**Work instructions**
Return each line of the records below in which the string "Management" turns up.

**Extracted data**
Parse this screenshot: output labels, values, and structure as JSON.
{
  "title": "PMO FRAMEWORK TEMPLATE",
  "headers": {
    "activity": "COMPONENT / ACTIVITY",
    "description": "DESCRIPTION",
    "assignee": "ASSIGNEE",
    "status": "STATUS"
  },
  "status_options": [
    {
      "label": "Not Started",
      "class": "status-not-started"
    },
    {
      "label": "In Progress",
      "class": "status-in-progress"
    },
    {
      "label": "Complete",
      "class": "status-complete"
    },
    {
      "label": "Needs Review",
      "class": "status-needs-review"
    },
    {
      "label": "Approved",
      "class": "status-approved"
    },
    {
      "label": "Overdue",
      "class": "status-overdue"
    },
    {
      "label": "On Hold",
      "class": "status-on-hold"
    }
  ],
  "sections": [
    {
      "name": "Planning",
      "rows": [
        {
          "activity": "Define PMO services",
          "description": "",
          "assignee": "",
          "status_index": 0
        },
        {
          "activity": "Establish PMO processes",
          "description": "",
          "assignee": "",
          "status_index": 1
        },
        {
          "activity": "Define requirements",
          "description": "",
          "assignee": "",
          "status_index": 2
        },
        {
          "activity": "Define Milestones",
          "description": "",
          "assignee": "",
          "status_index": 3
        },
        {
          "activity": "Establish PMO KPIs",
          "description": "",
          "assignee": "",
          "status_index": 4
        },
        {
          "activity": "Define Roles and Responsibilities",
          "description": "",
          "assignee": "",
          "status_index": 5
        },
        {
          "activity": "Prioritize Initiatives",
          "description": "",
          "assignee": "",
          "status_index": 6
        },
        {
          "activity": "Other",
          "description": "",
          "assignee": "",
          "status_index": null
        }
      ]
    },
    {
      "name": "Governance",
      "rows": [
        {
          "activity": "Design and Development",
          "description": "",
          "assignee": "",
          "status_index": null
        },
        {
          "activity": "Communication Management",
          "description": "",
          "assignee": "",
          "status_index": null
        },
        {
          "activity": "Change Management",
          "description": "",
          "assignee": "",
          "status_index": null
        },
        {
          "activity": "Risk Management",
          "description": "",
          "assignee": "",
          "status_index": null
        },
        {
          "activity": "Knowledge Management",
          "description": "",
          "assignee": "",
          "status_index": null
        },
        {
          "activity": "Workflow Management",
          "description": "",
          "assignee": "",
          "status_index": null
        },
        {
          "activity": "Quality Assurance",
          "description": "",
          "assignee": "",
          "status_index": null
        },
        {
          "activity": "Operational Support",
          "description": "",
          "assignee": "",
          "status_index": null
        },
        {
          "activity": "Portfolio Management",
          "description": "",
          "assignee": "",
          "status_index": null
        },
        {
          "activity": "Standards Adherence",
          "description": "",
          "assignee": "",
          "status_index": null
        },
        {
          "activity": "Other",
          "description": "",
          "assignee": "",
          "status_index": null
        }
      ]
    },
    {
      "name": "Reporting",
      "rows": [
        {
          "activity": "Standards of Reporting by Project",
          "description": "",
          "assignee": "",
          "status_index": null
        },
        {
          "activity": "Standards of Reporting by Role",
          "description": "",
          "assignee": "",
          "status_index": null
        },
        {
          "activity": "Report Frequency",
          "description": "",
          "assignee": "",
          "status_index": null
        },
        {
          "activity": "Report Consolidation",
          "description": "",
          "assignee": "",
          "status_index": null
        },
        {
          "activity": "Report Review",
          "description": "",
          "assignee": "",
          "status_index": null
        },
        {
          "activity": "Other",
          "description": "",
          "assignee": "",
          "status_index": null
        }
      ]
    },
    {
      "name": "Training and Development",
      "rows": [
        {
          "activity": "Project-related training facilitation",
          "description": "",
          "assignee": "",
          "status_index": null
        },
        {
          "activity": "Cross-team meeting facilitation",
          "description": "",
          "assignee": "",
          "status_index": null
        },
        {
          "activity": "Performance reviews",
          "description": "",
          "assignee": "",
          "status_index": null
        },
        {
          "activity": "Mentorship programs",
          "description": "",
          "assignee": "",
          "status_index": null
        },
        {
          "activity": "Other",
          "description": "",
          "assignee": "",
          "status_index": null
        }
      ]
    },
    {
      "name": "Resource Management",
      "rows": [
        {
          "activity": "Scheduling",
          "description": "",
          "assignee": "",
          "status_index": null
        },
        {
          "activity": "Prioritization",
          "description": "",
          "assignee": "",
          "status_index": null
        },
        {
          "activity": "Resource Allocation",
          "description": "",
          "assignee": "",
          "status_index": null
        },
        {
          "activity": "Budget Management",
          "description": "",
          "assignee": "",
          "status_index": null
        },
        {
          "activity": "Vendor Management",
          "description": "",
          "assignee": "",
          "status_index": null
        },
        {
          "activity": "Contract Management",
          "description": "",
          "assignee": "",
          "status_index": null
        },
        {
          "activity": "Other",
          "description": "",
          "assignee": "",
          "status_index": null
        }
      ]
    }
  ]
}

**Response below**
          "activity": "Communication Management",
          "activity": "Change Management",
          "activity": "Risk Management",
          "activity": "Knowledge Management",
          "activity": "Workflow Management",
          "activity": "Portfolio Management",
      "name": "Resource Management",
          "activity": "Budget Management",
          "activity": "Vendor Management",
          "activity": "Contract Management",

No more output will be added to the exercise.